New Map: Eichenwalde
Blizzard has recently added a large update to its team objective game, Overwatch, kicking off its competitive mode’s season 2, as well as several balancing changes. Most notably, however, a new map has been added to the selection: Eichenwalde. The map is a “hybrid” map, wherein the attacking team must first capture an objective point and then transfer a vehicle through the rest of the map to its destination. Many players currently feel that the map places a heavy advantage on the defensive team, with a particularly brutal chokepoint funneling the attackers through a small area, though Blizzard firmly believes that as players get to know the map and its many flanking routes, it will balance itself out. I also believe this to be true, as in my own time playing the map I’ve felt that I just don’t know the layout well enough to play it effectively yet, but will almost certainly improve. Time will tell if this imbalance is just due to a lack of map knowledge or if the map truly does favor the defense this heavily.

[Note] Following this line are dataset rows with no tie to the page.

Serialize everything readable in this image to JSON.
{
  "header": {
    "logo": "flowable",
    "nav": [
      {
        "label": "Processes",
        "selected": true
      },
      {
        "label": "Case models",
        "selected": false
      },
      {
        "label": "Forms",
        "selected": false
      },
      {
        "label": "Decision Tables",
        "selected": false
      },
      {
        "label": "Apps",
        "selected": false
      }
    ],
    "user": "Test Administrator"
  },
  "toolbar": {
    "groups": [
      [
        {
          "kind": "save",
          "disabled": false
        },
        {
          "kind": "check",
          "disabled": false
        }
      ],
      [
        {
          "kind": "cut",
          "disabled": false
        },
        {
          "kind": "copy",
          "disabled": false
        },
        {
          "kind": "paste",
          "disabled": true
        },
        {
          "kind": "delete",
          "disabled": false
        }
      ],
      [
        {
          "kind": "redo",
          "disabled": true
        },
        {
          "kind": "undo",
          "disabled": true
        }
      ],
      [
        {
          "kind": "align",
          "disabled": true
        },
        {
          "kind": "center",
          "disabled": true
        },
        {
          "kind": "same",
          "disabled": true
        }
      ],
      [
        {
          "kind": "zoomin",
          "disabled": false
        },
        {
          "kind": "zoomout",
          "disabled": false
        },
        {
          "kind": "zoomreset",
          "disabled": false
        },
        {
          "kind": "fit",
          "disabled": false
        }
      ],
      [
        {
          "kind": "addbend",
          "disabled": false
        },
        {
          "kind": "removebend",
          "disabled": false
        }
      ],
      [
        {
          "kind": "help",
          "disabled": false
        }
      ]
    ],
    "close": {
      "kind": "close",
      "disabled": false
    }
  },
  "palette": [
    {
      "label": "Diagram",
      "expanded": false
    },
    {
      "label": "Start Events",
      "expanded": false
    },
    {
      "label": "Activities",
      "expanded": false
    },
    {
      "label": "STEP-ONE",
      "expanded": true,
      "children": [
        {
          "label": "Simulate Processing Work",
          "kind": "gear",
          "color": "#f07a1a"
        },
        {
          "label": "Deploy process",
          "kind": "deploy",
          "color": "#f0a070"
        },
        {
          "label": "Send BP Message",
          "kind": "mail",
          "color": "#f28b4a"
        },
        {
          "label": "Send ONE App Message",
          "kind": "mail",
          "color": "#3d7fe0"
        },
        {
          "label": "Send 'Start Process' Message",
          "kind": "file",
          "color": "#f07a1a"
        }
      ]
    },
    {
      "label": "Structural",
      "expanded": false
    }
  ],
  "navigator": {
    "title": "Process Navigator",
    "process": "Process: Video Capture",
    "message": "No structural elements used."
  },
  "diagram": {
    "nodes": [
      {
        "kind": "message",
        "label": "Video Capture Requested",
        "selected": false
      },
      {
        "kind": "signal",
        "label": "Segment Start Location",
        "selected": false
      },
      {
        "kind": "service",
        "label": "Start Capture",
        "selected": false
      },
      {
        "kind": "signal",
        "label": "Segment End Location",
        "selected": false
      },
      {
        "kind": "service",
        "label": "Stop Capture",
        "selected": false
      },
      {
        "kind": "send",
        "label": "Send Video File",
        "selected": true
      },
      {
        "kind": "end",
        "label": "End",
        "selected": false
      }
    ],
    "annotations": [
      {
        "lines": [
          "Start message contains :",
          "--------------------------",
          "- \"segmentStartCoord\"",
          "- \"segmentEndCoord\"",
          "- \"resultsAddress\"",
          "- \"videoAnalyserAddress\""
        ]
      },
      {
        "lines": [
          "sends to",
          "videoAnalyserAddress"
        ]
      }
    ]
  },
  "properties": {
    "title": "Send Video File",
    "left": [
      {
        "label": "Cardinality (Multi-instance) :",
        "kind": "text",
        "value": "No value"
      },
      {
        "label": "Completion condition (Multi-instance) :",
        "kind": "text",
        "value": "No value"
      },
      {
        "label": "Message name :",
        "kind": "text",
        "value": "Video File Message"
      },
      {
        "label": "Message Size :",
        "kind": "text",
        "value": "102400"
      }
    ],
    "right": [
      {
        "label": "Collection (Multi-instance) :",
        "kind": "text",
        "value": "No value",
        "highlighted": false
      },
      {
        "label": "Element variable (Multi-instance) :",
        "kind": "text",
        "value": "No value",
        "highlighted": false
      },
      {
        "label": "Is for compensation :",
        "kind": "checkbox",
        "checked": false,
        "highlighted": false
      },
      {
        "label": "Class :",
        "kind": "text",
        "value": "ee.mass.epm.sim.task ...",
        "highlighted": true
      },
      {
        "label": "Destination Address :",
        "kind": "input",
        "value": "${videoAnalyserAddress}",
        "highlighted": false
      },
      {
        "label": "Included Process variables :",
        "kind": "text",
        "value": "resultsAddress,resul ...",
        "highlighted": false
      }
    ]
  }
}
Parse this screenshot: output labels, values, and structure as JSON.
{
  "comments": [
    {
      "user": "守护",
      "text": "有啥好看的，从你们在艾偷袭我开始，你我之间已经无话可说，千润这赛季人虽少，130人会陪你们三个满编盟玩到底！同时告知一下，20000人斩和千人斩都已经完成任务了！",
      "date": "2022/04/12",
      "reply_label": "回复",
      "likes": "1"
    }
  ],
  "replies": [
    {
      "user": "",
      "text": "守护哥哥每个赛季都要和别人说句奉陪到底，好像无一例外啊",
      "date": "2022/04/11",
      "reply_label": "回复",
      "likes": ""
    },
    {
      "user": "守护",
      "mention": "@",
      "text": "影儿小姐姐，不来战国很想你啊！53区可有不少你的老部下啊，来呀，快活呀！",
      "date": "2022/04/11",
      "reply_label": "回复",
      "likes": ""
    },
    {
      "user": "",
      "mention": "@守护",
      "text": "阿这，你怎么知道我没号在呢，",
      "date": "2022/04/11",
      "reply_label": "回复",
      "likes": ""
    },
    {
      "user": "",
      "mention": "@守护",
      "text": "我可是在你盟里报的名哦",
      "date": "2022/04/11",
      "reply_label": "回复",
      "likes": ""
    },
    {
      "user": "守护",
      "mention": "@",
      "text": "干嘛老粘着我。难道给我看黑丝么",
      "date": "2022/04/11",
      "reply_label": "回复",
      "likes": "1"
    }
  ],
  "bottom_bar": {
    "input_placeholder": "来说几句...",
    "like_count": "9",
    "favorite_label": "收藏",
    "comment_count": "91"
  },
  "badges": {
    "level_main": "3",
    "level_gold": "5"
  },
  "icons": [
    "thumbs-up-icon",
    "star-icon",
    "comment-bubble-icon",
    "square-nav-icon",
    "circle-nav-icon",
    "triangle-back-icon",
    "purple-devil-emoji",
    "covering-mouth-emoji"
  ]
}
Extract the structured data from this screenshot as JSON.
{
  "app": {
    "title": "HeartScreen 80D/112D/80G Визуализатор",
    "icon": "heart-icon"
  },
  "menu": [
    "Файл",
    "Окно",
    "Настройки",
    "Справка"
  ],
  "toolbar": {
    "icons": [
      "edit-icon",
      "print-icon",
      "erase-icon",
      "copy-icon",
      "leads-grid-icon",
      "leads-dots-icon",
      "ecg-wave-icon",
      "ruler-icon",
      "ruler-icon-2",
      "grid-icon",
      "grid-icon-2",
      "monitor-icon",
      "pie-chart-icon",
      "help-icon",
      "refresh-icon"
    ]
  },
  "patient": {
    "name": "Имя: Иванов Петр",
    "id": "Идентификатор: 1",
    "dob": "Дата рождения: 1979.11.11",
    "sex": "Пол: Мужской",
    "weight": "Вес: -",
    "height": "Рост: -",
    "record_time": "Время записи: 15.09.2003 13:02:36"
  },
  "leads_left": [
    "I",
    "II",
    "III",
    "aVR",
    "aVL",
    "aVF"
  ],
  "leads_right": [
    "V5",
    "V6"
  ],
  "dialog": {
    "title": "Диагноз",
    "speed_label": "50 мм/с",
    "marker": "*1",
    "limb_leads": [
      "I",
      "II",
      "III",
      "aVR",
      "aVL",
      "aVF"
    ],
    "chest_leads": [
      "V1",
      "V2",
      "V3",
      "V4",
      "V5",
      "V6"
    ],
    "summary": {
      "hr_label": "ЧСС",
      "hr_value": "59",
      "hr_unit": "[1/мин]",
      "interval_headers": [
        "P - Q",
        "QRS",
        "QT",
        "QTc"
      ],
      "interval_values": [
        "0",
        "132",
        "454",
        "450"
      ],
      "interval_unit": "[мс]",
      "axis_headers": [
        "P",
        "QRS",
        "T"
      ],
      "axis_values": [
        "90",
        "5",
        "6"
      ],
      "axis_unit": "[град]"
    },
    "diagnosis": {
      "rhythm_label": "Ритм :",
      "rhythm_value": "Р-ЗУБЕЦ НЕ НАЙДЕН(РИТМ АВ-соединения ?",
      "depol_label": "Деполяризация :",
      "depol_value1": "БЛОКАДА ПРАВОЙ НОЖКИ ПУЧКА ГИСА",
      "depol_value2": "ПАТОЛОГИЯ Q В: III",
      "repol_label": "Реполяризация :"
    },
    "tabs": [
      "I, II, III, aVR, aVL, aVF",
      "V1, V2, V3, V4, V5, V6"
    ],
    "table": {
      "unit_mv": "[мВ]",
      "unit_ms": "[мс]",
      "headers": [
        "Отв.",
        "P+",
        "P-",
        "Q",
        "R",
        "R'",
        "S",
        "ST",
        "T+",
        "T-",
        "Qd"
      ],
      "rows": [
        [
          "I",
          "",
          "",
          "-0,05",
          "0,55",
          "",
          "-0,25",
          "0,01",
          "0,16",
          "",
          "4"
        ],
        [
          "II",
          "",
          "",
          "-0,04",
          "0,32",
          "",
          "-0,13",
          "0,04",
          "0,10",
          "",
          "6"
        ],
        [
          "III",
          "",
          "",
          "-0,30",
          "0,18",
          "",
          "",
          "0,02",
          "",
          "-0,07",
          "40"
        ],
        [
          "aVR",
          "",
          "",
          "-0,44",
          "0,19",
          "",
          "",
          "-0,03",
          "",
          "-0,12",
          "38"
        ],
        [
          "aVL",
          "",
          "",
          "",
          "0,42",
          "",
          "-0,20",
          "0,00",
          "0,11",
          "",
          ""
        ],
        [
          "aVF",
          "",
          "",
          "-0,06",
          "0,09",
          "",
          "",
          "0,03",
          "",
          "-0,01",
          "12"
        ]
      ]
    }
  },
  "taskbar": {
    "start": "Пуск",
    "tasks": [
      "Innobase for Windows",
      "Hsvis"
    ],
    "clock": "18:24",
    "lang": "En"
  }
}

Image Source: Blizzard
In other news, several of the games heroes have been altered. Mercy’s healing beam’s power has been increased by 20%, and Mei’s ultimate’s range has been increased from 8 meters to 10 meters. These are definitely good changes in my opinion, as they turn Mei’s ultimate into much more of an objective clearer, and solidify Mercy’s position as the strongest singular target healer. The largest nerfs are towards Genji and Lucio’s, with Genji receiving a reduction to his ultimate’s duration and his mobility, and Lucio’s speed boost being reduced from a 100% increase to a 70% increase. Again, I feel these are necessary changes, as Genji’s ultimate and high maneuverability allowed him to get in and out of practically any situation, and Lucio’s extreme speed boost made him a complete must have for every team.
Competitive Ranking Updates
Image Source: PlayOverwatch
A few other alterations have been made, with a complete overhaul of competitive mode being one of them. I certainly rejoiced alongside many other players at the news that the “coin flip” was completely removed from the game, and is instead replaced by a time bank system as well as the possibility for a match to end in a draw. The ranking system has also received a massive change, with player skill ratings now ranging from 1-5,000 instead of 1-100. Players are also now divided into skill tiers based off their rating, and cannot drop out of their skill tier once they have entered it, with the sole exceptions being the Master and Grandmaster tiers. These changes have been met with a mixed reception by players, though I feel it pushes Overwatch’s competitive mode in a more balanced direction, and no longer harshly punishes players for having one bad day of play or getting unlucky too often.